And now will you in your turn inform us (for three years we have waited in vain to know), on what pretence her Majesty's forces, at the dead hour of night, crossed the inviolate line of our boundary, invaded our soil, dishonored our flag, wasted the property and shed the blood of American citizens ?
It happened, however, that at the time when this demand was made, McLeod was awaiting his trial in the courts of New York. He was in a New York prison, under New York process; and the distinguished Senator from Pennsylvania insists that for this cause, at least, the government should have done nothing, and said nothing to the demand, but just have directed Mr. Fox to tell his story and carry his law to New York. We should have made no concessions of the legal principle ; we should not have dared to communicate to the Executive of that State the official evidence of the claim and of the doctrine of England, and our own opinion of it; we should not have lifted a finger; we should have stood speechless, unconscious, innocent, and dignified, to see England, New York, and McLeod settle this little concern of national law, peace, war, life, and death among themselves.
Sir, the position McLeod stood in to that great and admirable State, undoubtedly limited the rights, and embarrassed the action of the General Government. But, because we could not do all that we would, were we not to do the little that we could ? Were we to do nothing? Whom have we offended ? The State of New York? How? By desiring to secure to this prisoner, to whose fate interests so large and so precious were attached, a fair trial ? Sir, I cannot believe it. New
York was proceeding against him in the ordinary course of the administration of criminal law. To recognize her jurisdiction over him, which in the amplest manner this government did, and then to wish for him just what New York wished for him, that first of social privileges, a fair trial; was there in this anything to affront her pride of character ? Anything to ruffle a feather in the plume of her acknowledged prerogative?

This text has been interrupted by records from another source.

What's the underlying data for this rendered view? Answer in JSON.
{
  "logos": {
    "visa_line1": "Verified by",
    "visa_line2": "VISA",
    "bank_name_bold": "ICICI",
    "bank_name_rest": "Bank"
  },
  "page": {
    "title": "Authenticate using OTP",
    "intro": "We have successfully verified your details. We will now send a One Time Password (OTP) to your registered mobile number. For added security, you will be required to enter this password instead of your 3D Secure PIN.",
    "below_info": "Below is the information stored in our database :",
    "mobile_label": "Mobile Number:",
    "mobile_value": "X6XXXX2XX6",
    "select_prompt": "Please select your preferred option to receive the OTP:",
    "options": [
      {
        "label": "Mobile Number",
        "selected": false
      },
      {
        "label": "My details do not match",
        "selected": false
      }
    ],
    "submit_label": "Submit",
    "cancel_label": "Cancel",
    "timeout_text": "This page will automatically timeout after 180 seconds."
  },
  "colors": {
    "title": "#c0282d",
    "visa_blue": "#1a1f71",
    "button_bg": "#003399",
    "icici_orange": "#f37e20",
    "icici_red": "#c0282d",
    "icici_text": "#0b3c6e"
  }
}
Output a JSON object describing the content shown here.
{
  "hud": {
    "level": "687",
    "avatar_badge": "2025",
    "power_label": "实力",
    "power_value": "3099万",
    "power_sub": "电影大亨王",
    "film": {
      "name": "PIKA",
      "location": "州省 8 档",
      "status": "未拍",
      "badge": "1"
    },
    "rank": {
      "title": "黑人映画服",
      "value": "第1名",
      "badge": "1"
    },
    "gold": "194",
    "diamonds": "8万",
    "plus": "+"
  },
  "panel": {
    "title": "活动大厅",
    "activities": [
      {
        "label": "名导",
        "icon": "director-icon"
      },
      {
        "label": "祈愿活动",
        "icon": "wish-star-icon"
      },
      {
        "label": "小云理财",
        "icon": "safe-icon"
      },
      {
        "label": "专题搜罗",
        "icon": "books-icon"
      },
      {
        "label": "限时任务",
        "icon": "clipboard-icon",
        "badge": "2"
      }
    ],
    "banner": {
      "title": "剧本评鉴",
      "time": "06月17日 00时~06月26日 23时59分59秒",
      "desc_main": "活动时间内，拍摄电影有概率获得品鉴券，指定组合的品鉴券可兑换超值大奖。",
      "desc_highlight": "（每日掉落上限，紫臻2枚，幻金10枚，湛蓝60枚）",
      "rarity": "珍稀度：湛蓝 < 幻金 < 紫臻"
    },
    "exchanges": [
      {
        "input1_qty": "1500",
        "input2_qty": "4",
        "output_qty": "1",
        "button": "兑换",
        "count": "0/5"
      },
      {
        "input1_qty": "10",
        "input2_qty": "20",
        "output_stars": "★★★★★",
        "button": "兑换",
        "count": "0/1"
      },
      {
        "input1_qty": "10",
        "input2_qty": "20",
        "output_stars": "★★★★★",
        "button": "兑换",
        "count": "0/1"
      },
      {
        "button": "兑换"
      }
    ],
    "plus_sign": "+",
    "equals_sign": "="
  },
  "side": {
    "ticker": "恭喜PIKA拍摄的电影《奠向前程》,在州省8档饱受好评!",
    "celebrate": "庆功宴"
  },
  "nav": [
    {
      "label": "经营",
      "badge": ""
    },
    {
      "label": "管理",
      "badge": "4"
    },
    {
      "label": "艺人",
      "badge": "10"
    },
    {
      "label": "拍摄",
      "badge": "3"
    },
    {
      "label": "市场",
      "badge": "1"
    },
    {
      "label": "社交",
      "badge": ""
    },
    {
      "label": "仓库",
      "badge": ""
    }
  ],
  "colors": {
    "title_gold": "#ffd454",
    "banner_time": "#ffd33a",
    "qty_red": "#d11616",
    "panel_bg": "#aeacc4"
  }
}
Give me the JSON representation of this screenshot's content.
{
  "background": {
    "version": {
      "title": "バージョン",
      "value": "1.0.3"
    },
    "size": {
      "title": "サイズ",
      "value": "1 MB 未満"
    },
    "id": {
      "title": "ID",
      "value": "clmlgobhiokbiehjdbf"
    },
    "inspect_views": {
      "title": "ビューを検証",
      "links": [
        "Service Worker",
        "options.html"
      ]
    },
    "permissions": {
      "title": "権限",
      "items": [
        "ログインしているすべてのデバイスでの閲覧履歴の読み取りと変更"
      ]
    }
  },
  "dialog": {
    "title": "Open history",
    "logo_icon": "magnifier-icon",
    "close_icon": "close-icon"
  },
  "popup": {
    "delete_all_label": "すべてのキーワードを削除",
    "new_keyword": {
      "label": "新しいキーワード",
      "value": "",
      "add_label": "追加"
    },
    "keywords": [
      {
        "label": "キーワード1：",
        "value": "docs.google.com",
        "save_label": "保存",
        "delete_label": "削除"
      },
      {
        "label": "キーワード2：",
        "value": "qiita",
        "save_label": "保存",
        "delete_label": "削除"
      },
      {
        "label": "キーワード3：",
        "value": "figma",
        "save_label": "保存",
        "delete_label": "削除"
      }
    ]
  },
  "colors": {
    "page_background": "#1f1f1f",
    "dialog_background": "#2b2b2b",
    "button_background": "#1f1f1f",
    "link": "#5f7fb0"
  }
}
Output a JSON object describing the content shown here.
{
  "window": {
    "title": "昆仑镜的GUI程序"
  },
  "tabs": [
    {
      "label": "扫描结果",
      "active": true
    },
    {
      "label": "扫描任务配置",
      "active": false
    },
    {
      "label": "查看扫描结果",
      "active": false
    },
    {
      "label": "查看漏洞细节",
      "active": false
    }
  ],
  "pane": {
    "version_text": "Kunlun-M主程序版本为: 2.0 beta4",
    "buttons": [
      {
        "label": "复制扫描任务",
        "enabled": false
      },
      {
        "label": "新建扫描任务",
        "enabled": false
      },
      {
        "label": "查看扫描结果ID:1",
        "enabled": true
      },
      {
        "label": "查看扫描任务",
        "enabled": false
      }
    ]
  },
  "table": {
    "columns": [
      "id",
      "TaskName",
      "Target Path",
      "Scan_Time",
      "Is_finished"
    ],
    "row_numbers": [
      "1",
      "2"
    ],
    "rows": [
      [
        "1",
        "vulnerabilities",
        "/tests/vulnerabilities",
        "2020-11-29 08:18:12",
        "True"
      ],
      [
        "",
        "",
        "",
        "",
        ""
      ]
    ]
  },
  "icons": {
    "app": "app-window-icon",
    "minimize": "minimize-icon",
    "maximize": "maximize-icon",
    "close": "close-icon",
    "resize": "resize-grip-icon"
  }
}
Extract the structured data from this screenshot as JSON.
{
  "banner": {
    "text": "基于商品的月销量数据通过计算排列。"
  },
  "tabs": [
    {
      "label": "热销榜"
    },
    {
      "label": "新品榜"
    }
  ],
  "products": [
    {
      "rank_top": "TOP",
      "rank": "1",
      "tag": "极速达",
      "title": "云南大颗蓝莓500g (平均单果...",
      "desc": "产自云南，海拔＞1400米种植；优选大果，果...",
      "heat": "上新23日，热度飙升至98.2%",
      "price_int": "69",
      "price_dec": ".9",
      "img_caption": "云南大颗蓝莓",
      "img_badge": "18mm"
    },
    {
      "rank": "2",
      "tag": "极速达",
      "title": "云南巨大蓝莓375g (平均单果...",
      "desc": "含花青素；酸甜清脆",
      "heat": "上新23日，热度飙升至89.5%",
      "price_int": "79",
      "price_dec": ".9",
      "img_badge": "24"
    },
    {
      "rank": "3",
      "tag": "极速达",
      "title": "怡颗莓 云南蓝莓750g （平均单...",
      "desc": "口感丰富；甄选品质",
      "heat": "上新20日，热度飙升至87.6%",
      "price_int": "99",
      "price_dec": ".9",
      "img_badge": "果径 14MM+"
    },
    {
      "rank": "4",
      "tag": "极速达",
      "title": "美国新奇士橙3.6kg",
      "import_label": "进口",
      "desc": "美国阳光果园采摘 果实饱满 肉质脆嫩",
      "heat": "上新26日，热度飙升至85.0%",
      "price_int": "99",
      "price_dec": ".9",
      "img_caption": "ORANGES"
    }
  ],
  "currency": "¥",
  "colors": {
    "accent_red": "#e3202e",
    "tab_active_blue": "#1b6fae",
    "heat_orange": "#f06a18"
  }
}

But we sought to operate on the government of that State by communicating our opinion on the points of international law, and in effect advising it what course to pursue. Well, Sir, does the conveyance of advice imply disrespect towards the object of it, or a distrust of his integrity or his capacity ? Does it prove anything more than that you feel a deep solicitude that, in a great crisis of his fortunes and yours, he shall, for his sake and yours, make no mistake ? Sir, here was a State with the physical power of engaging you in a national war. If hostilities followed the execution of McLeod, it would not have been a war on New York alone, but on Louisiana, on South Carolina, on Maryland, on Massachusetts. If they should be more immediately aimed at her, your valor and your treasure must have united with hers for her defence. A State, then, might plunge you in a general war; and yet,
under the Constitution, no State has the legal and direct right to make a war for you or for herself. She has no right to terminate it by treaty, after it has begun. That great prerogative is yours alone. Those transcendent imperial powers, by which and through which we are known to the nations, are your powers. And now, is it possible that a State, prohibited by the Constitution from making war, from making treaties, may consummate an act for which we must answer with our best blood, on the field and on the deck; and yet that this government, clothed by the Constitution with all these great trusts, charged with the conservation of peace, with the conduct, expenditures, and hazards of war, - this government, whose flag alone it is that waves over the universal American family, wheresoever a member of it wanders, on land or sea — that we cannot respectfully approach any State with the communications of advisory suggestion, and deliberate with her - on a subject of great novelty, difficulty, and importance ? I have no